▶ What you should do
The lines wanted are those in the data below that include "label".

Segment Open

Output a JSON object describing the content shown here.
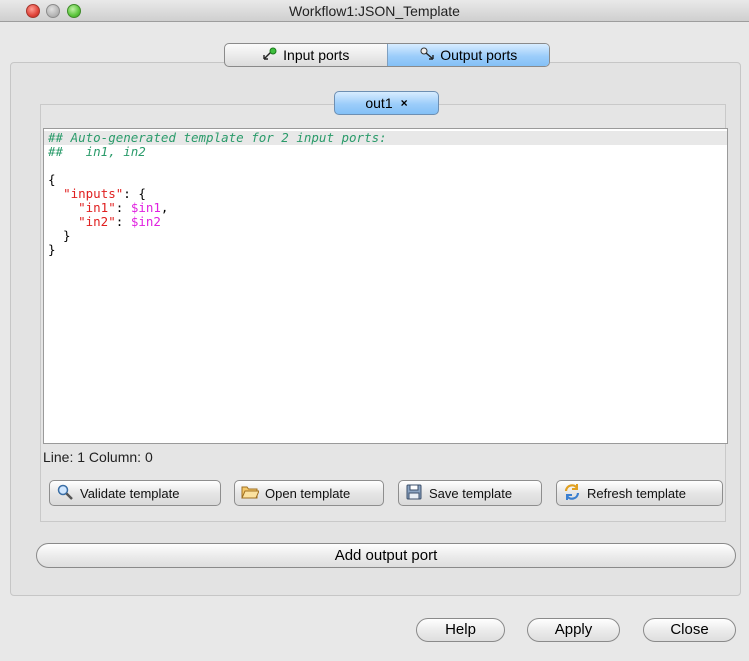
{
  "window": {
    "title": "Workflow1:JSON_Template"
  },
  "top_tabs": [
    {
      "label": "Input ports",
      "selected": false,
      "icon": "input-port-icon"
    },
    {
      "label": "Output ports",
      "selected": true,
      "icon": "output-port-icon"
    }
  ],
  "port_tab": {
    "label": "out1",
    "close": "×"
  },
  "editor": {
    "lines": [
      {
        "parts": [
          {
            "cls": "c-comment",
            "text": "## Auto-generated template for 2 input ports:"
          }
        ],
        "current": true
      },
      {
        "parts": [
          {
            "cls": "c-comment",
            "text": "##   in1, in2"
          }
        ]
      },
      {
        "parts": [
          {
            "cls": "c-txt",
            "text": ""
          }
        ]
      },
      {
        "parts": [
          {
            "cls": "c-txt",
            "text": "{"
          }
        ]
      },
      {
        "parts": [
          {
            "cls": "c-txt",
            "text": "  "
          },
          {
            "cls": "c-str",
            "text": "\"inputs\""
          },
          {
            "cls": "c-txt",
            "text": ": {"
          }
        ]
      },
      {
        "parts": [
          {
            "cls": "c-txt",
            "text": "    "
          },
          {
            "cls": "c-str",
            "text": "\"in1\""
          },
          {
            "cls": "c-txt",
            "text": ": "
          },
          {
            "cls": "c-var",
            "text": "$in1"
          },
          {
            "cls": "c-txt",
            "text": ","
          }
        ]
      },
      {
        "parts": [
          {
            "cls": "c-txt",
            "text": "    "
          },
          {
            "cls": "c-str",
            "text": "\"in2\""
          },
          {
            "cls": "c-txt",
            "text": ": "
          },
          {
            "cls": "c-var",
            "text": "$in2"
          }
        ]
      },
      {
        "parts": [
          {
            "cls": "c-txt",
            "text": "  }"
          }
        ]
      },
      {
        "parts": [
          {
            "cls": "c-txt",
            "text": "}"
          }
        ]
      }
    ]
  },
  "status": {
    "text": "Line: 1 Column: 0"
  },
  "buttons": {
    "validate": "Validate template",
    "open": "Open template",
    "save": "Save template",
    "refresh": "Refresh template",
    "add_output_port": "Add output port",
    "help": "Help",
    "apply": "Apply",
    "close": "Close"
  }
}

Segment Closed

▶ Exercise answer
      "label": "Input ports",
      "label": "Output ports",
    "label": "out1",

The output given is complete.